I’ll probably replace my Volt tires this fall with performance all season ones…. the corning on the stock Volt tires is great but that might be because the low center of gravity in the car from the battery…


The Goodyear Assurance Fuel Max LLR tires on the Volt have GREAT grip and performance wet and dry. I run mine at 45 psi.

I would not consider replacing them with a higher rolling resistance tire, or one with less grip.


The factory leaf tire is terrible and I want a good LRR tire for my next set. At 24K on my car I will not keep a set of tire I have to replace every year. I will buy a quality tire and still stay with the LRR standard for my car. The reason for the car is to save money and not waste it buying tires that do not perform.

Nissan Leaf ecopia tires will wear out at 20,000 miles or less. Mine are almost gone at 16,000 miles. This sure adds cost per mile of driving.

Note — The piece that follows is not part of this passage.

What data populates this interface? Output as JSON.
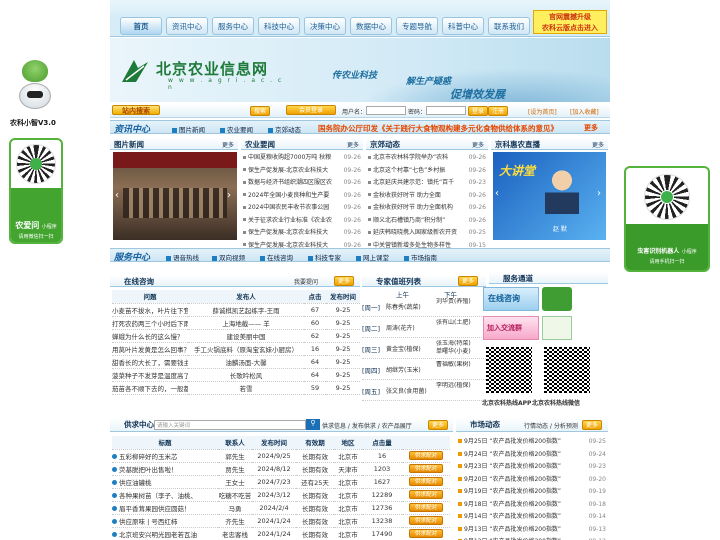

I wish I would have read these comments earlier. I am one of those ignorant ones that does not have a good understanding of the benefits of LRR tires vs. the potential sacrifices of having them. Unlike the other comments, however, I really have no complaints on the stock Bridgestone Ecopias, but then again, I have nothing with which to compare them. Only recently had my tires become worn and I noticed more of a cornering issue, but I’ve got a little over 35,700 miles on the car. I literally had my Leaf in the shop today to get new tires, but I just replaced them with the same brand. I should have done my research earlier just to see the other options out there. If I really knew how much “fuel” I was saving versus not having LRR tires, I could probably make a more informed decision on whether or not it’s worth it. I now tend to agree with the others that the low cost of running EVs probably warrants a look at non LRR tires that offer more traction and durability. Oh well, maybe next time for me 🙁